May something as marvelous set you to contemplating and writing poems. Tell me what astonishes and delights you and inspires your creativity.
I didn't start out planning to give my life to prayer. The notion sort of snuck up on me. A series of collisions, near misses, and faltering steps toward love drew me into the lap of holiness. In the confusion there were some moments of clarity. Once driving with my friend, Wanda, through Kentucky countryside lush with the aching beauty of spring, I blurted out my passion. "I think I could just live in a hut somewhere and pray all the time, but I am married and want to have children, and besides I am a Presbyterian." I was soon to graduate from three years of seminary preparation to be a minister. We were talking about what we planned to do with our lives. Wanda turned to me, mouth open and said, "Well my goodness, Loretta, if someone wanted to do something like that that bad, I think God would want them to too."
It took me a while to figure out the logistics, but for the past twenty six years I have focused my life in prayer. Perhaps it is more accurate to say that prayer has focused my life. Prayer has clarified, refined, and made more visible for me my own being and the being of all things.
I spend a lot of my time chasing after the elusive Lover of our souls, scrambling after crumbs and leavings on the path. Occasionally I kick up heart stopping showers of diamonds in the dust. Like most things we deeply desire and set out to do, it hasn't been easy.
For example, there aren't many models. It is not that people do not pray. Research shows that most of us do in one way or another.

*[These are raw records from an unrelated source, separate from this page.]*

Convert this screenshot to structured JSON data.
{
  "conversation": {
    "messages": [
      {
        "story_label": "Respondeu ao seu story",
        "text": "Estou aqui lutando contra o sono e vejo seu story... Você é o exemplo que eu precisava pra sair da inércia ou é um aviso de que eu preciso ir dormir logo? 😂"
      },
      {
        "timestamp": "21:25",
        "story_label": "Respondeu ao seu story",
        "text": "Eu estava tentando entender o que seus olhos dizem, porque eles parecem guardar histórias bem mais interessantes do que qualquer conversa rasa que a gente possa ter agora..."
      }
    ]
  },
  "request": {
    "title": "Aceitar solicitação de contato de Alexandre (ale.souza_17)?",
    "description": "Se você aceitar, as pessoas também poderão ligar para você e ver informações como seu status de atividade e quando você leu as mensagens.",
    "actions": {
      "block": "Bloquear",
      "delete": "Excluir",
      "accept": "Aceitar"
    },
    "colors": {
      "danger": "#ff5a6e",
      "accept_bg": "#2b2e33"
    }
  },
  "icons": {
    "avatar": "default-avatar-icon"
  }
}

Research also shows that many of us do not care to talk to each other about it. The person who deliberately sets out to make a life project of prayer finds few persons outside a monastery who understand this calling. A life of prayer is such an antiquated notion for most Americans that if you have heard of someone who has done this, it is quite likely they are dead. I am not.
In fact there are more people than you may think, who have been stricken as I and are willing to live like beggars for love of God. I know quite a few who knock themselves out for the compelling beauty of the Holy One. They pine away for this Lover and feel lonely and afraid sometimes. They wonder if anything good can come from being hidden away in prayer. They also have a marvelously good time walking on this earth. I believe they do an incredible amount of good for us all. There could be one living next door to you right now.

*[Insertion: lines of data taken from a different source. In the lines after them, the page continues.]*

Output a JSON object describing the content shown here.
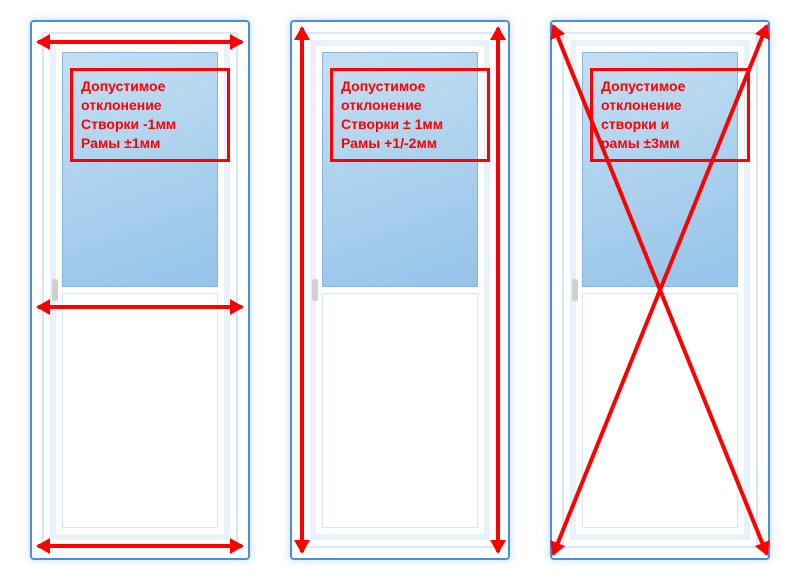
{
  "doors": [
    {
      "label_lines": [
        "Допустимое",
        "отклонение",
        "Створки -1мм",
        "Рамы ±1мм"
      ],
      "measurements": "horizontal-three"
    },
    {
      "label_lines": [
        "Допустимое",
        "отклонение",
        "Створки ± 1мм",
        "Рамы +1/-2мм"
      ],
      "measurements": "vertical-two"
    },
    {
      "label_lines": [
        "Допустимое",
        "отклонение",
        "створки и",
        "рамы  ±3мм"
      ],
      "measurements": "diagonal-cross"
    }
  ]
}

At this point you may be wondering - So what is prayer anyway? Good question. We will get to that. No rush though. We have eternity.
Let’s get acquainted. Tell me about you and your prayer or your desire to pray.